──────── Records for processing

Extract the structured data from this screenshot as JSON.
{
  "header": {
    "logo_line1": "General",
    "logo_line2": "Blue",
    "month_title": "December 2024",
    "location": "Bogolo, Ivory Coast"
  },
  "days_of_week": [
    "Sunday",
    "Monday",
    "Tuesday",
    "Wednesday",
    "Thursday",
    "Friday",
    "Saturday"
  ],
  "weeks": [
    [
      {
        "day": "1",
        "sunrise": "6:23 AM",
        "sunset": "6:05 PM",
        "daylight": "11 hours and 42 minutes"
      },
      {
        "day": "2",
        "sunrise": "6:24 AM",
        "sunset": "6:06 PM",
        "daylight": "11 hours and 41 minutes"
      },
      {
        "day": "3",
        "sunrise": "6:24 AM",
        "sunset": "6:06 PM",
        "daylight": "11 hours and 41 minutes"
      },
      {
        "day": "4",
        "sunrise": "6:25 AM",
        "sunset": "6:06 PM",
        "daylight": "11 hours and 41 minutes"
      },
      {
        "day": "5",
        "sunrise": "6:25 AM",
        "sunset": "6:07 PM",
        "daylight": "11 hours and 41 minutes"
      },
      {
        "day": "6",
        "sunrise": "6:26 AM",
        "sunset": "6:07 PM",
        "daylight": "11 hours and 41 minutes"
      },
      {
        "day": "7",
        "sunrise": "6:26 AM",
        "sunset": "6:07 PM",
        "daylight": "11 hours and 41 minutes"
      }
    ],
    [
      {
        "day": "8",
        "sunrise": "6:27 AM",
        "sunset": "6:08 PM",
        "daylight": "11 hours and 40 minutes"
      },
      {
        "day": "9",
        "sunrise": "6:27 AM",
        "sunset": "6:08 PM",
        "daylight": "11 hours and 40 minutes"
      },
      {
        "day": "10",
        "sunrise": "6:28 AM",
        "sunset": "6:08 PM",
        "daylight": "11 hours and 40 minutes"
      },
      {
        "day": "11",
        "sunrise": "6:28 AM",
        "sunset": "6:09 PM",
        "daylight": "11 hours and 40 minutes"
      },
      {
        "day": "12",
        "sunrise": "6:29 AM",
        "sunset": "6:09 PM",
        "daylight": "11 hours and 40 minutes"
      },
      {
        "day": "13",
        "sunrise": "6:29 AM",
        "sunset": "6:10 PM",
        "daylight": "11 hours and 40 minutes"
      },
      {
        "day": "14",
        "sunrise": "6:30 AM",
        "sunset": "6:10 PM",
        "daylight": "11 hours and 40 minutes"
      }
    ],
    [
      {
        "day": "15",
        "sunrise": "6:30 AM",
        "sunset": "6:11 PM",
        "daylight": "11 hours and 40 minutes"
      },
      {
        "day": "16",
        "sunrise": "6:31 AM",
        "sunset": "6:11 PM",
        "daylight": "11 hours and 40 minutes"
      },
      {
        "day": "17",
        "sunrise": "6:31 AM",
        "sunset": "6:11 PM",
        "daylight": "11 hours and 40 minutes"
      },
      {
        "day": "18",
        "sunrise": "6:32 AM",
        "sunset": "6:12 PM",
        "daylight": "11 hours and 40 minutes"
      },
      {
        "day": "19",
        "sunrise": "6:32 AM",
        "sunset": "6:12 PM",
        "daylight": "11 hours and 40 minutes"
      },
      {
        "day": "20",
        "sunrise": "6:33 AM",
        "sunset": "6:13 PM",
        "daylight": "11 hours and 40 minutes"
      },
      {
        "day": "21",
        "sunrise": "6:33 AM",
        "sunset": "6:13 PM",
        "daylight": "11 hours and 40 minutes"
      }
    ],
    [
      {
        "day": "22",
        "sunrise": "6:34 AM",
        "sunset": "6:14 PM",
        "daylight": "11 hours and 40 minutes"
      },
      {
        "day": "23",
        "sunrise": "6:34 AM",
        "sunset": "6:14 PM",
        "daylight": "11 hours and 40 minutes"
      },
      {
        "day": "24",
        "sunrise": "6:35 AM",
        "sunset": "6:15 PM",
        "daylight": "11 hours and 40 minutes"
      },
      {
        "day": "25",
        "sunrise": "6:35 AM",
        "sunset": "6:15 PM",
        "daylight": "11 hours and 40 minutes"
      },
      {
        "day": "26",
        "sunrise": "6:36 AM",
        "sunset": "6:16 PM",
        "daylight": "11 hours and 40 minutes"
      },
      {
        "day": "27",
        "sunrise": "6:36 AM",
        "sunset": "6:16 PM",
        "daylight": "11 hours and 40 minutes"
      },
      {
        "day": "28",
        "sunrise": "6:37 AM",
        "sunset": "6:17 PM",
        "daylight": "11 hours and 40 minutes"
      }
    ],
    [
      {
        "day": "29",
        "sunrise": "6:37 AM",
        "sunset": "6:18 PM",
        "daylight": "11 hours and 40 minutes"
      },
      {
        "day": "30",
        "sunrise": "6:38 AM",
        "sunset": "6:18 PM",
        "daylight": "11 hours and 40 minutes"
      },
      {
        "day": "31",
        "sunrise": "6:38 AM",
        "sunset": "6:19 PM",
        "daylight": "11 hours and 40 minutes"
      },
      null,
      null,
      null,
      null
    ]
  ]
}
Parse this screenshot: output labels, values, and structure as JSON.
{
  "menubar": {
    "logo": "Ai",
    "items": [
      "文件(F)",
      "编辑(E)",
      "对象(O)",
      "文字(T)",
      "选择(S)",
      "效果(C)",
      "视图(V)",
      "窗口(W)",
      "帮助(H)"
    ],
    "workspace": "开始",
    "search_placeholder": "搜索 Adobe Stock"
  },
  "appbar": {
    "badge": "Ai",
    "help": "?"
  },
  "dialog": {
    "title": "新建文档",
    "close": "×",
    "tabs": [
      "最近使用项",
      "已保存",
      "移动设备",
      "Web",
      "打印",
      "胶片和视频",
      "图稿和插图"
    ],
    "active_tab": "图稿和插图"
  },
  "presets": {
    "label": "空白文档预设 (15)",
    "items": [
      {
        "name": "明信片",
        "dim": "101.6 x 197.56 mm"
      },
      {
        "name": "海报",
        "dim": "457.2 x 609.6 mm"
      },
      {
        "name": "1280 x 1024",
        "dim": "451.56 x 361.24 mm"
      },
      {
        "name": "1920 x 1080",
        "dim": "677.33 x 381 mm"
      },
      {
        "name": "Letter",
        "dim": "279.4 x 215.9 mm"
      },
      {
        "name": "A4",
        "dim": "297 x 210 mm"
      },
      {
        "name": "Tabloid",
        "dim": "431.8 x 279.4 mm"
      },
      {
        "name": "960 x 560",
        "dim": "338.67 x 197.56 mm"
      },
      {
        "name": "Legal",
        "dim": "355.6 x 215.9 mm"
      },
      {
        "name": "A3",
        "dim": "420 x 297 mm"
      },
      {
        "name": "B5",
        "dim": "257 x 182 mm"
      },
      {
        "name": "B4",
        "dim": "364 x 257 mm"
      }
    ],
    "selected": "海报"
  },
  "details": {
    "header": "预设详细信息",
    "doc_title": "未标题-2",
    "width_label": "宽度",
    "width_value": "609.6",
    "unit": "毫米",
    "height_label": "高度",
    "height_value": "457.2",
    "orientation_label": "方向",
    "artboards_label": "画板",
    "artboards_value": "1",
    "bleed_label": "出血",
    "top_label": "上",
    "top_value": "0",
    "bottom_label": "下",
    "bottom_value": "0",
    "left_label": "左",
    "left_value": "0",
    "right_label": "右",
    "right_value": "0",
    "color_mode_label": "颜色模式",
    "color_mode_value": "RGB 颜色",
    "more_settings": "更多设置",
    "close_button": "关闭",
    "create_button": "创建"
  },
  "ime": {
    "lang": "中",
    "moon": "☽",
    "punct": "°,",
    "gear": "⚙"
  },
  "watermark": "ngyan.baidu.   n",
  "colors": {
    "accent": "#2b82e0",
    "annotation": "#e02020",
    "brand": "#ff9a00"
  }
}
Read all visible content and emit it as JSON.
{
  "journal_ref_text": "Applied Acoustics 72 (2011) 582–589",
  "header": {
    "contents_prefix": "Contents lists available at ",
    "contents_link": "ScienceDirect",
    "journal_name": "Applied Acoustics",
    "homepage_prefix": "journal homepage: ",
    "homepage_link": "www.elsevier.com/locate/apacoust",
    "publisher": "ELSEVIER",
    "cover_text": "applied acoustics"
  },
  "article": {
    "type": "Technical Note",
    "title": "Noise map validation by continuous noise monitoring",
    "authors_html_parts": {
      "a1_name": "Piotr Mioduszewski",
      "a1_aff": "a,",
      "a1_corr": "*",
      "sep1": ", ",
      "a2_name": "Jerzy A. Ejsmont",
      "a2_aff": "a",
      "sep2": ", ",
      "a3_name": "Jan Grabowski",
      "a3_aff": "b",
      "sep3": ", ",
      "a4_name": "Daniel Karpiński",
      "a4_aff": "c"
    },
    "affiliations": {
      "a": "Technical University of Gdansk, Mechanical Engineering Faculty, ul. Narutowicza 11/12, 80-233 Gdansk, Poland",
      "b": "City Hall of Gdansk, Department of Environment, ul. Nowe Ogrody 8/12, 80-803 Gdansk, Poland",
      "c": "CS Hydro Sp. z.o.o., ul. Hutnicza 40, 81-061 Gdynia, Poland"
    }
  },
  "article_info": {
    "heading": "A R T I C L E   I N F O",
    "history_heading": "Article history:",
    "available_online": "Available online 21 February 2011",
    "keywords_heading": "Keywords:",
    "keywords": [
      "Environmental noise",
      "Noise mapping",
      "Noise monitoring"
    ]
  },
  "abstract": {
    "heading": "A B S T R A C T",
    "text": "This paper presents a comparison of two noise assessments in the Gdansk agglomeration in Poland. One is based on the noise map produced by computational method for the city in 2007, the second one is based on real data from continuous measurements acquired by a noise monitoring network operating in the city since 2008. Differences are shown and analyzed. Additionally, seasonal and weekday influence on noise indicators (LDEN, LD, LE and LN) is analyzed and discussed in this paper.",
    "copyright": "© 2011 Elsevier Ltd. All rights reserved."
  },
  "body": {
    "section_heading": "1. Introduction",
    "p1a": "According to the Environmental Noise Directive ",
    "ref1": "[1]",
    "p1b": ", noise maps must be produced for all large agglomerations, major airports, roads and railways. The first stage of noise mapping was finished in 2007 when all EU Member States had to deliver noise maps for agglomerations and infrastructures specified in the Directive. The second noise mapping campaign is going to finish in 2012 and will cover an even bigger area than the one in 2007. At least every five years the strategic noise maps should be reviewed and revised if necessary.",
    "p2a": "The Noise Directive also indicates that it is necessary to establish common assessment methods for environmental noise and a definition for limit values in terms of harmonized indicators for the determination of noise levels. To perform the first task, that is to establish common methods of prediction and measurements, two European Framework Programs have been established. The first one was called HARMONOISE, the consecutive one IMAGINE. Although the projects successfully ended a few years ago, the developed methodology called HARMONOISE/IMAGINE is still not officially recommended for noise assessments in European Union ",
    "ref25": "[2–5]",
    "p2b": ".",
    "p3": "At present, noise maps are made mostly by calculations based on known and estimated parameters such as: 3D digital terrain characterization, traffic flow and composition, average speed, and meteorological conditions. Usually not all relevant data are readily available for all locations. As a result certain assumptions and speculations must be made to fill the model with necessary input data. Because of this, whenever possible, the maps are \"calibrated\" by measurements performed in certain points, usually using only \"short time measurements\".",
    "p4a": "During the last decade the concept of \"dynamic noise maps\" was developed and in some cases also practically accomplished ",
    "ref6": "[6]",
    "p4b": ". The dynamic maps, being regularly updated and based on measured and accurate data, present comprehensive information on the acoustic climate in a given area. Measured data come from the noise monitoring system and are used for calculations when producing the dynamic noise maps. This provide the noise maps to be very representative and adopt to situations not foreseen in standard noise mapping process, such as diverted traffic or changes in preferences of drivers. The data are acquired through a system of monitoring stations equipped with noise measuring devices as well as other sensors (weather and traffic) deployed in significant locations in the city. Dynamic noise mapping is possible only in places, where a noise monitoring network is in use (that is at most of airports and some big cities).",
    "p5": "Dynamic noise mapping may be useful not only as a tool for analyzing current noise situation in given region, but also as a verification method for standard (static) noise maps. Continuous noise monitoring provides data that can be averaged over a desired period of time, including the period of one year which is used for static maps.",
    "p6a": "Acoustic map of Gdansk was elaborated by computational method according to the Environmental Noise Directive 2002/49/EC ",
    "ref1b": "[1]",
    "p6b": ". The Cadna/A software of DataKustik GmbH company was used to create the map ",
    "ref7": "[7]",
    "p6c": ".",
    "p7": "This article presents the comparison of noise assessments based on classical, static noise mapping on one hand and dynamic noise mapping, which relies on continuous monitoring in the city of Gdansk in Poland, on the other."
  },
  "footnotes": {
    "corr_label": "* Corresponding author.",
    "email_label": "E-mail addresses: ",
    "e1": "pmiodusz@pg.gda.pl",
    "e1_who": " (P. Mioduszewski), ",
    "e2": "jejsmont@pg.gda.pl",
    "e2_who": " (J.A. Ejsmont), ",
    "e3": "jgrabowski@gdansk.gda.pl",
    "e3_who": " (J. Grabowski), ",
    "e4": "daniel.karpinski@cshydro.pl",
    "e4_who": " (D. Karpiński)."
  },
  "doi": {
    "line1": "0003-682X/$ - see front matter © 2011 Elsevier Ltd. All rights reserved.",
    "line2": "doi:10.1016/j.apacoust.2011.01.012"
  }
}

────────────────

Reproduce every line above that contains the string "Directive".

    "p1a": "According to the Environmental Noise Directive ",
    "p1b": ", noise maps must be produced for all large agglomerations, major airports, roads and railways. The first stage of noise mapping was finished in 2007 when all EU Member States had to deliver noise maps for agglomerations and infrastructures specified in the Directive. The second noise mapping campaign is going to finish in 2012 and will cover an even bigger area than the one in 2007. At least every five years the strategic noise maps should be reviewed and revised if necessary.",
    "p2a": "The Noise Directive also indicates that it is necessary to establish common assessment methods for environmental noise and a definition for limit values in terms of harmonized indicators for the determination of noise levels. To perform the first task, that is to establish common methods of prediction and measurements, two European Framework Programs have been established. The first one was called HARMONOISE, the consecutive one IMAGINE. Although the projects successfully ended a few years ago, the developed methodology called HARMONOISE/IMAGINE is still not officially recommended for noise assessments in European Union ",
    "p6a": "Acoustic map of Gdansk was elaborated by computational method according to the Environmental Noise Directive 2002/49/EC ",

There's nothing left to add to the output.